Exercise requirements =>
Report the lines of the material that carry the string "Flash".

** Opening Data section block **

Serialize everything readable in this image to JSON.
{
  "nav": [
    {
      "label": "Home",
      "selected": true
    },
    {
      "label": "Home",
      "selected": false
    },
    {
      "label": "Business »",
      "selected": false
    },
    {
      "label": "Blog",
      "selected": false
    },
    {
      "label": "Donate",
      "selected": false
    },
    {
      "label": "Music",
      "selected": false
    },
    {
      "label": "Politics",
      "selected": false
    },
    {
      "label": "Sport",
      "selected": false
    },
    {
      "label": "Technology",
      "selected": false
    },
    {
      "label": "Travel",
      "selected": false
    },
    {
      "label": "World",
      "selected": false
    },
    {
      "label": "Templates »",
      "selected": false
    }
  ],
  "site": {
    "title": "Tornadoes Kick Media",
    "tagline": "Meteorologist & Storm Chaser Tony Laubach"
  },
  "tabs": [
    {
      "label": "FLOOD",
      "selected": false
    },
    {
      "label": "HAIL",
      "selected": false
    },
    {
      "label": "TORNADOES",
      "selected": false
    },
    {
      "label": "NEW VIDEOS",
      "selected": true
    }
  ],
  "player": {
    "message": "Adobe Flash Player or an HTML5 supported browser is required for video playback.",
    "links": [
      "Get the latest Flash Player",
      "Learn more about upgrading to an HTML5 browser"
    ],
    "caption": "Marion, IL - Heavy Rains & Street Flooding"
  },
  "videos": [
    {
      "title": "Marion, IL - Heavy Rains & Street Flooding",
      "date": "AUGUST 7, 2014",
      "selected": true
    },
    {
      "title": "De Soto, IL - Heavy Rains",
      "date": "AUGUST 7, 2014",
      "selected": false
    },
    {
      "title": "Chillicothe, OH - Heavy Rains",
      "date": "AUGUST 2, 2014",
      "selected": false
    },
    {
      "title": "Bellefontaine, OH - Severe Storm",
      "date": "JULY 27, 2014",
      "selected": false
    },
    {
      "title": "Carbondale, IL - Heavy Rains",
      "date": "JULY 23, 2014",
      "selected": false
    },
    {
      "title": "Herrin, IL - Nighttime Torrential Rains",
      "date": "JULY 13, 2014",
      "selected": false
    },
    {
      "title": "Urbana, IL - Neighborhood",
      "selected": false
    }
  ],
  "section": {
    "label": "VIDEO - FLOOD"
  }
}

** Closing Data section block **

Answer box =>
    "message": "Adobe Flash Player or an HTML5 supported browser is required for video playback.",
      "Get the latest Flash Player",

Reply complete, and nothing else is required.